▶ Exercise data

########################################

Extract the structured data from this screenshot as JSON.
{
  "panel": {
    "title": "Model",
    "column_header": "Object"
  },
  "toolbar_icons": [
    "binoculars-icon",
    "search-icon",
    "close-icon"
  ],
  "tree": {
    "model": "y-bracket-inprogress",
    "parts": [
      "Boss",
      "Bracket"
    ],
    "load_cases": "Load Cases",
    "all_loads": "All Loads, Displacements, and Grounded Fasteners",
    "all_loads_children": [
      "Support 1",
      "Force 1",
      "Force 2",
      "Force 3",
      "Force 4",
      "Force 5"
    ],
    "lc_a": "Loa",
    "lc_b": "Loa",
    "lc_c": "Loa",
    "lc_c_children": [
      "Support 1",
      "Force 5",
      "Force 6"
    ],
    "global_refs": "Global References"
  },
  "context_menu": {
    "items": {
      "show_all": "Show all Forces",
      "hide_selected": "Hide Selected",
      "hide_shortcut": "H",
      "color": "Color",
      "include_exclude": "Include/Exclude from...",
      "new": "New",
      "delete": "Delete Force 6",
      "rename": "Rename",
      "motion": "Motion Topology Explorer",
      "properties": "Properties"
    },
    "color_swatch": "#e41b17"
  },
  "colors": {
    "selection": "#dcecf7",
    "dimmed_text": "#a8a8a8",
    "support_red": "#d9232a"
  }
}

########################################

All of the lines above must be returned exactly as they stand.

Extract the structured data from this screenshot as JSON.
{
  "panel": {
    "title": "Model",
    "column_header": "Object"
  },
  "toolbar_icons": [
    "binoculars-icon",
    "search-icon",
    "close-icon"
  ],
  "tree": {
    "model": "y-bracket-inprogress",
    "parts": [
      "Boss",
      "Bracket"
    ],
    "load_cases": "Load Cases",
    "all_loads": "All Loads, Displacements, and Grounded Fasteners",
    "all_loads_children": [
      "Support 1",
      "Force 1",
      "Force 2",
      "Force 3",
      "Force 4",
      "Force 5"
    ],
    "lc_a": "Loa",
    "lc_b": "Loa",
    "lc_c": "Loa",
    "lc_c_children": [
      "Support 1",
      "Force 5",
      "Force 6"
    ],
    "global_refs": "Global References"
  },
  "context_menu": {
    "items": {
      "show_all": "Show all Forces",
      "hide_selected": "Hide Selected",
      "hide_shortcut": "H",
      "color": "Color",
      "include_exclude": "Include/Exclude from...",
      "new": "New",
      "delete": "Delete Force 6",
      "rename": "Rename",
      "motion": "Motion Topology Explorer",
      "properties": "Properties"
    },
    "color_swatch": "#e41b17"
  },
  "colors": {
    "selection": "#dcecf7",
    "dimmed_text": "#a8a8a8",
    "support_red": "#d9232a"
  }
}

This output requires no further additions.